The voice of James Johnson Hobbs, 76, may have been silenced by Parkinson’s disease, a neurological disorder daughter Janice Martell believes was caused by a substance inhaled in his workplace.
As long as she draws breath, the Elliot Lake woman will fight to tell the stories and be the voice of thousands of miners exposed to aluminum dust and try to win compensation for their illnesses.
As many as 20,000 miners were exposed to a dust called McIntyre powder, developed at McIntyre Mine in Timmins more than 60 years ago. The premise behind the powder was that it would coat the lungs of workers heading into gold and uranium mines, and prevent them from contracting deadly silicosis.
More than half a century later, there is no evidence it prevented silicosis and, in fact, it may have caused respiratory and other problems in workers who breathed it in.
Martell firmly believes it caused her father’s neurological illness as well as Alzheimer’s disease and other dementias from which former miners suffered.
A University of Toronto study of stored aluminum dust in 1987 prompted the Ministry of Labour to do a study that showed miners exposed to McIntyre powder scored “statistically worse” on “Alzheimer’s tests” than did miners not exposed to the dust.
“That was the first real finding to show that McIntyre powder could have been a neuro-toxin,” Martell said at the Steelworkers’ Hall on Monday.

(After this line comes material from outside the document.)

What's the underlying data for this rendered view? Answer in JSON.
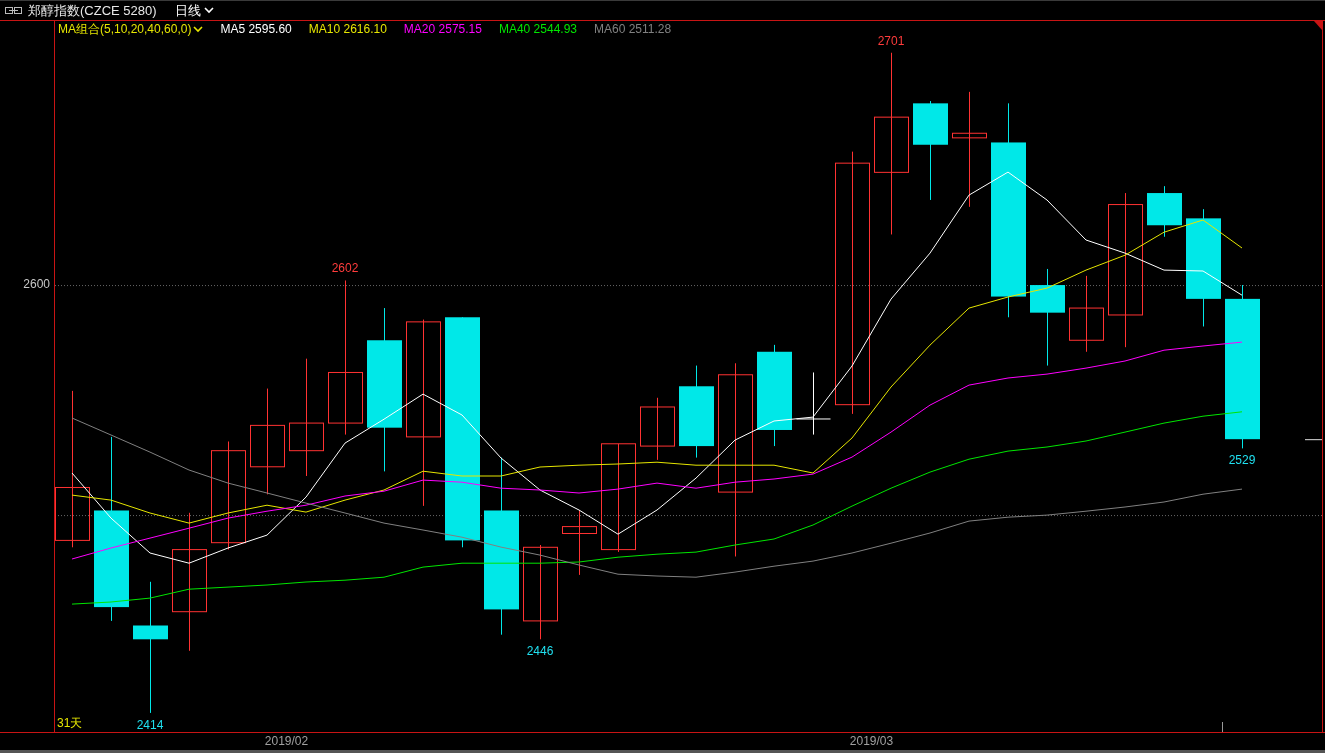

For the rest of this article, click here: http://www.thesudburystar.com/2016/10/03/project-aims-to-link-powder-with-diseases